I’m excited to announce that John P and I will be doing the opening keynote for the Future of Web Apps conference in London! That’s right! You’ve been asking us to get across the pond for years, and we’re finally coming! Be sure to register for the conference at futureofwebapps.com. And we’ll have details on a viewer meetup soon! If you know of any tech or just plain geeky stories we should get on video while we’re there, be sure to let me know!
Planning for Apollo
In 1966 and 1967, NASA sent the Lunar Orbiter satellites to the moon to help plan landing sites for the Apollo missions.
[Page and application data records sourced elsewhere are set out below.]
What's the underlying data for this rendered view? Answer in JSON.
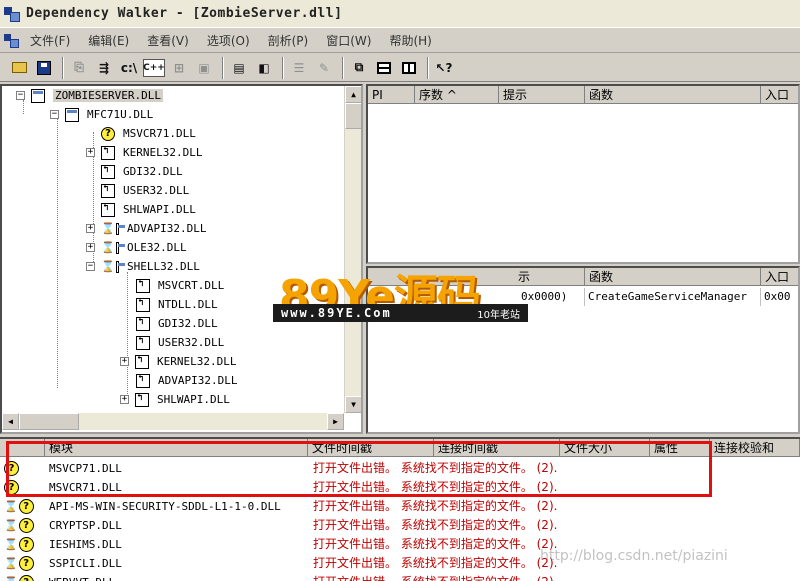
{
  "window": {
    "title": "Dependency Walker - [ZombieServer.dll]"
  },
  "menu": [
    {
      "label": "文件(F)"
    },
    {
      "label": "编辑(E)"
    },
    {
      "label": "查看(V)"
    },
    {
      "label": "选项(O)"
    },
    {
      "label": "剖析(P)"
    },
    {
      "label": "窗口(W)"
    },
    {
      "label": "帮助(H)"
    }
  ],
  "toolbar": {
    "c_label": "c:\\",
    "cpp_label": "C++"
  },
  "tree": {
    "items": [
      {
        "label": "ZOMBIESERVER.DLL",
        "icon": "module-icon"
      },
      {
        "label": "MFC71U.DLL",
        "icon": "module-icon"
      },
      {
        "label": "MSVCR71.DLL",
        "icon": "missing-icon"
      },
      {
        "label": "KERNEL32.DLL",
        "icon": "system-module-icon"
      },
      {
        "label": "GDI32.DLL",
        "icon": "system-module-icon"
      },
      {
        "label": "USER32.DLL",
        "icon": "system-module-icon"
      },
      {
        "label": "SHLWAPI.DLL",
        "icon": "system-module-icon"
      },
      {
        "label": "ADVAPI32.DLL",
        "icon": "delay-load-icon"
      },
      {
        "label": "OLE32.DLL",
        "icon": "delay-load-icon"
      },
      {
        "label": "SHELL32.DLL",
        "icon": "delay-load-icon"
      },
      {
        "label": "MSVCRT.DLL",
        "icon": "system-module-icon"
      },
      {
        "label": "NTDLL.DLL",
        "icon": "system-module-icon"
      },
      {
        "label": "GDI32.DLL",
        "icon": "system-module-icon"
      },
      {
        "label": "USER32.DLL",
        "icon": "system-module-icon"
      },
      {
        "label": "KERNEL32.DLL",
        "icon": "system-module-icon"
      },
      {
        "label": "ADVAPI32.DLL",
        "icon": "system-module-icon"
      },
      {
        "label": "SHLWAPI.DLL",
        "icon": "system-module-icon"
      }
    ]
  },
  "imports": {
    "headers": [
      "PI",
      "序数 ^",
      "提示",
      "函数",
      "入口"
    ]
  },
  "exports": {
    "headers": [
      "示",
      "函数",
      "入口"
    ],
    "rows": [
      {
        "hint": "0x0000)",
        "function": "CreateGameServiceManager",
        "entry": "0x00"
      }
    ]
  },
  "watermark": {
    "brand": "89Ye源码",
    "url": "www.89YE.Com",
    "tag": "10年老站"
  },
  "modules": {
    "headers": [
      "模块",
      "文件时间戳",
      "连接时间戳",
      "文件大小",
      "属性",
      "连接校验和"
    ],
    "error_text": "打开文件出错。 系统找不到指定的文件。 (2).",
    "rows": [
      {
        "name": "MSVCP71.DLL",
        "status": "missing"
      },
      {
        "name": "MSVCR71.DLL",
        "status": "missing"
      },
      {
        "name": "API-MS-WIN-SECURITY-SDDL-L1-1-0.DLL",
        "status": "delay-missing"
      },
      {
        "name": "CRYPTSP.DLL",
        "status": "delay-missing"
      },
      {
        "name": "IESHIMS.DLL",
        "status": "delay-missing"
      },
      {
        "name": "SSPICLI.DLL",
        "status": "delay-missing"
      },
      {
        "name": "WERVVT.DLL",
        "status": "delay-missing"
      }
    ]
  },
  "credit": "http://blog.csdn.net/piazini",
  "colors": {
    "error": "#c00000",
    "highlight_box": "#e01010",
    "watermark": "#f5a300"
  }
}
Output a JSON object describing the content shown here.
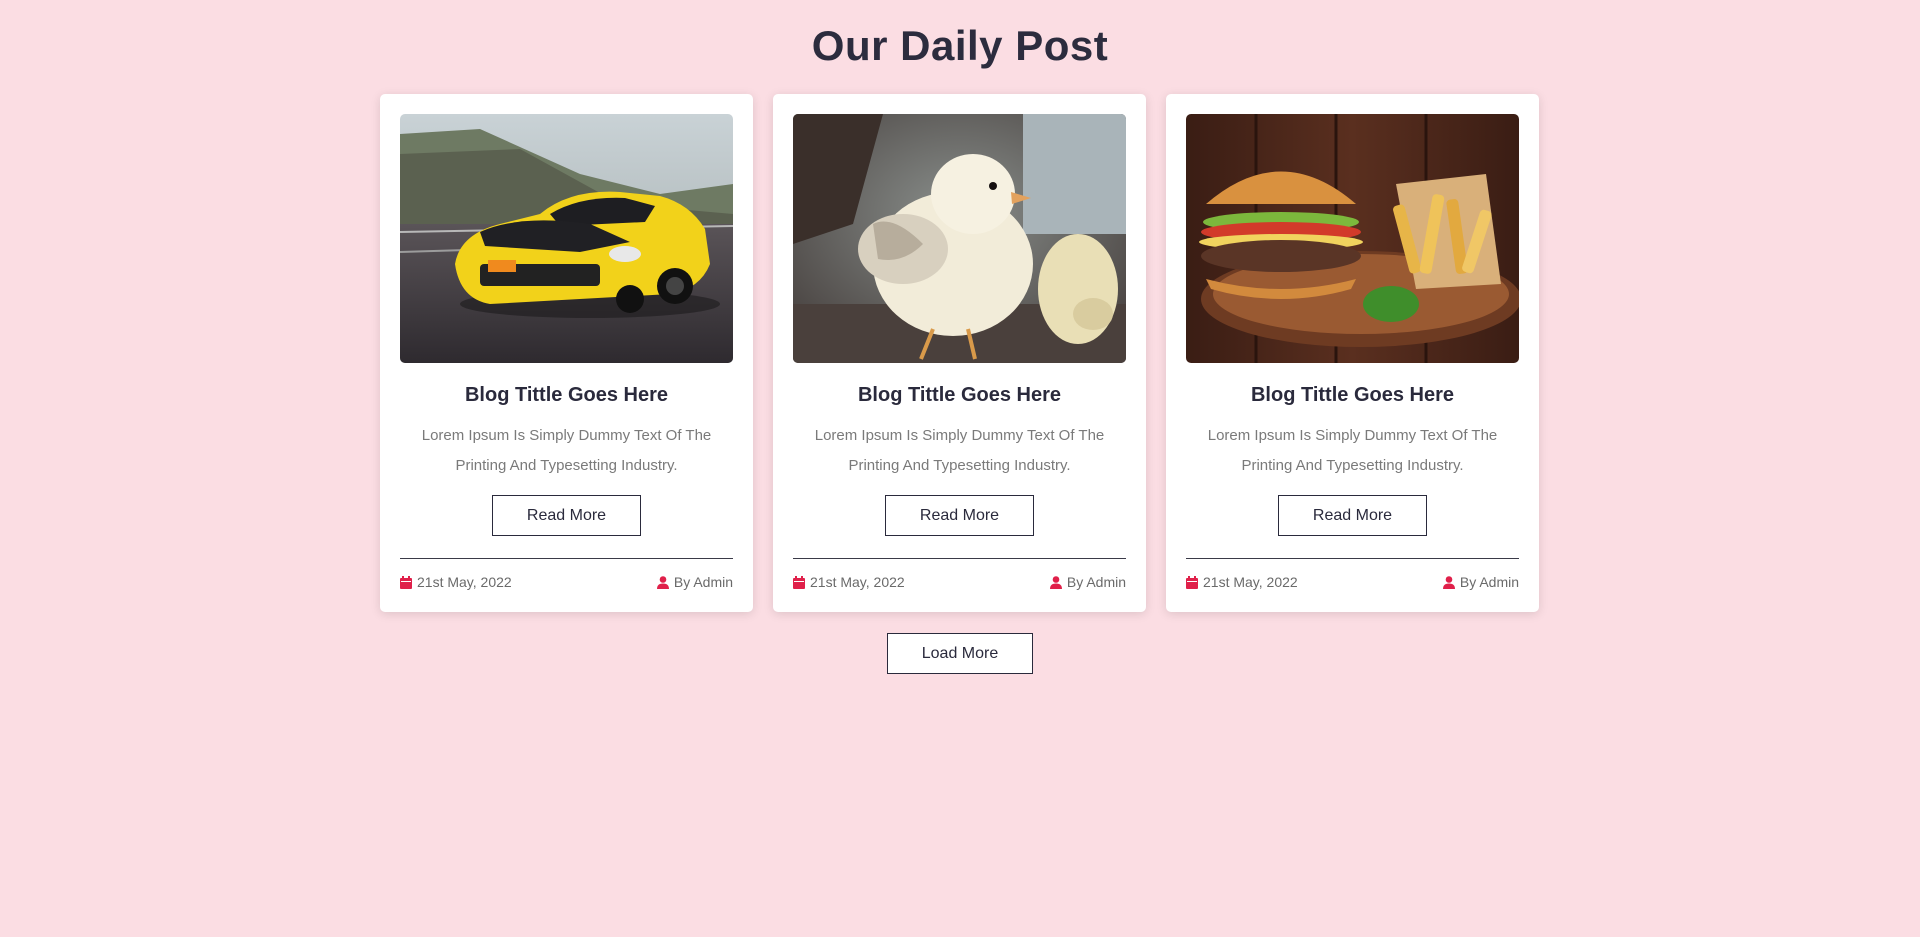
{
  "page": {
    "heading": "Our Daily Post"
  },
  "posts": [
    {
      "image": "yellow-sports-car",
      "title": "Blog Tittle Goes Here",
      "text": "Lorem Ipsum Is Simply Dummy Text Of The Printing And Typesetting Industry.",
      "button": "Read More",
      "date": "21st May, 2022",
      "author": "By Admin"
    },
    {
      "image": "baby-chicks",
      "title": "Blog Tittle Goes Here",
      "text": "Lorem Ipsum Is Simply Dummy Text Of The Printing And Typesetting Industry.",
      "button": "Read More",
      "date": "21st May, 2022",
      "author": "By Admin"
    },
    {
      "image": "burger-and-fries",
      "title": "Blog Tittle Goes Here",
      "text": "Lorem Ipsum Is Simply Dummy Text Of The Printing And Typesetting Industry.",
      "button": "Read More",
      "date": "21st May, 2022",
      "author": "By Admin"
    }
  ],
  "load_more": "Load More",
  "icons": {
    "date": "calendar-icon",
    "author": "user-icon"
  },
  "colors": {
    "background": "#fbdde3",
    "accent": "#e0204a",
    "heading": "#2c2c3e"
  }
}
The Orbiter’s photos were transmitted back to earth where they were transferred to film for analysis.
Preservation in a Garage
The story might have ended there if not for engineer Charles Byrne, who convinced NASA to record all the Orbiter data on magnetic tapes, as well as NASA archivist Nancy Evans – who not only saved the tapes, but also the machines they were recorded on by carting them off to her garage when they were supposed to go to the scrap heap.
The Moon in McDonald’s
Fast forward to 2007 when some NASA contractors learn that 1,500 tapes and the 600 pound refrigerator-sized Ampex FR-900 recorders still exist. The tapes and the decrepit machines were re-united in a NASA building no one wanted: Building 596 – an abandoned McDonald’s at Moffett Field near San Francisco. It’s now nicknamed “McMoons.”
The Changing Face of the Moon
One year later the FR-900 readers were up and running and researchers are getting another look at the moon of the 1960s. Those images can be compared with mapping being done now and the end result will let us learn more about the changing surface of the moon, such as the effects of lunar erosion and meteorite strikes.